* PROBLEM TO WORK ON *
Look through the data below, and copy each line that carries the word "also".

━━━ SOURCE DATA

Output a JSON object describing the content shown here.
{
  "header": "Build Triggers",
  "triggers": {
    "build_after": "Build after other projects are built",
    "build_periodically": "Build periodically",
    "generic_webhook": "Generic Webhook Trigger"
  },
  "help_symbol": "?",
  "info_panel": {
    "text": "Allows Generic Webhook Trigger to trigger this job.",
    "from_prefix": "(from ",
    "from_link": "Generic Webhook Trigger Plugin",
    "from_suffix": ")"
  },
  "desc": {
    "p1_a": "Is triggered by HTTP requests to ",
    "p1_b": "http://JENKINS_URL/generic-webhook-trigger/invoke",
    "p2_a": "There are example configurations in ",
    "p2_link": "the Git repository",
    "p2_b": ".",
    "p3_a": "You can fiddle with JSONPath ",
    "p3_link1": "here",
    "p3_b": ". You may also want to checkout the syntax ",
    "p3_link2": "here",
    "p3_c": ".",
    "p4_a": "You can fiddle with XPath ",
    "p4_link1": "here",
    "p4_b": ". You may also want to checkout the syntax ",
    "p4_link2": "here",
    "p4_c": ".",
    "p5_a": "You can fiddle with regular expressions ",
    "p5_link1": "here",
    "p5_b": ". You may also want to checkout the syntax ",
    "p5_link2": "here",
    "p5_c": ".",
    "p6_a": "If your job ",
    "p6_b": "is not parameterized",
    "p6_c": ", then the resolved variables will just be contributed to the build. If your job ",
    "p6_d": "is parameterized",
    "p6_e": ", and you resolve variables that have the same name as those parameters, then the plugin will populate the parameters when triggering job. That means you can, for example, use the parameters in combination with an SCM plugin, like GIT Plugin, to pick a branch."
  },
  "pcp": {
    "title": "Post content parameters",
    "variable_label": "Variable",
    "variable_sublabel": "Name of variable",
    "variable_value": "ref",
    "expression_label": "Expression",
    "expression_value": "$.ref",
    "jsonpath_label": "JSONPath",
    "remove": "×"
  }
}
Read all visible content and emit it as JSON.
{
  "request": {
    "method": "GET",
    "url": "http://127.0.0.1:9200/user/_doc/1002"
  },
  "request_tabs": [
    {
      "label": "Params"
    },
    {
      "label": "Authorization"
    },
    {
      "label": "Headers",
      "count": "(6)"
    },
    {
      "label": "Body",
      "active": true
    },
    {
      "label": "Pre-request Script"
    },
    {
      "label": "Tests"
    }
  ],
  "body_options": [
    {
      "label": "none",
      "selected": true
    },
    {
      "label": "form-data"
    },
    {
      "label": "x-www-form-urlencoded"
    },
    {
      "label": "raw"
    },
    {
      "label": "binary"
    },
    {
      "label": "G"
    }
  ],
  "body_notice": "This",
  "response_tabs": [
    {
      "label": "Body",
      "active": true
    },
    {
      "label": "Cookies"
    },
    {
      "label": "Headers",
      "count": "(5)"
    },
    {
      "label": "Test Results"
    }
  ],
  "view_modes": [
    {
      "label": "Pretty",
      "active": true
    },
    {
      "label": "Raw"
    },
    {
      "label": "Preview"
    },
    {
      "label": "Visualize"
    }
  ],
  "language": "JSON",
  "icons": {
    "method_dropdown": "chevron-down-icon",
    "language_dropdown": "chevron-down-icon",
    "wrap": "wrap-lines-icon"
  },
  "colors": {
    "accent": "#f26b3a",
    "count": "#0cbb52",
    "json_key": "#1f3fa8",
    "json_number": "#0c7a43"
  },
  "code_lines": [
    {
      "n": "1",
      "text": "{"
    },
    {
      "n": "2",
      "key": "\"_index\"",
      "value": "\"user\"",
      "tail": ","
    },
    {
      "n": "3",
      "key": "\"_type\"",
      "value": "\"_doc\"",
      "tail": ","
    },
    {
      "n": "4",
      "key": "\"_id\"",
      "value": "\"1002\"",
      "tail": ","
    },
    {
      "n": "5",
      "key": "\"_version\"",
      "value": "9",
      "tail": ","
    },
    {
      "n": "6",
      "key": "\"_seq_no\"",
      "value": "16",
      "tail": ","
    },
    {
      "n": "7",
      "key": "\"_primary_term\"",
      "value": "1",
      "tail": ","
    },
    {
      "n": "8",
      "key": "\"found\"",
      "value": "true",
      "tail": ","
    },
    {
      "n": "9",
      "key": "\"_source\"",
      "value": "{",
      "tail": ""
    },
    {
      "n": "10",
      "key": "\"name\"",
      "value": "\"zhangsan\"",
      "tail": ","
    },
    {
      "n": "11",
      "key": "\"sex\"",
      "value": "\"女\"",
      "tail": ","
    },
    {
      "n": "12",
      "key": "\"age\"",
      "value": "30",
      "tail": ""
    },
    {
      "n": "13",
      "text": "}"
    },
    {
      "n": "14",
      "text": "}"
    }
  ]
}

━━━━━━

* RESULT OF THIS EXERCISE *
    "p3_b": ". You may also want to checkout the syntax ",
    "p4_b": ". You may also want to checkout the syntax ",
    "p5_b": ". You may also want to checkout the syntax ",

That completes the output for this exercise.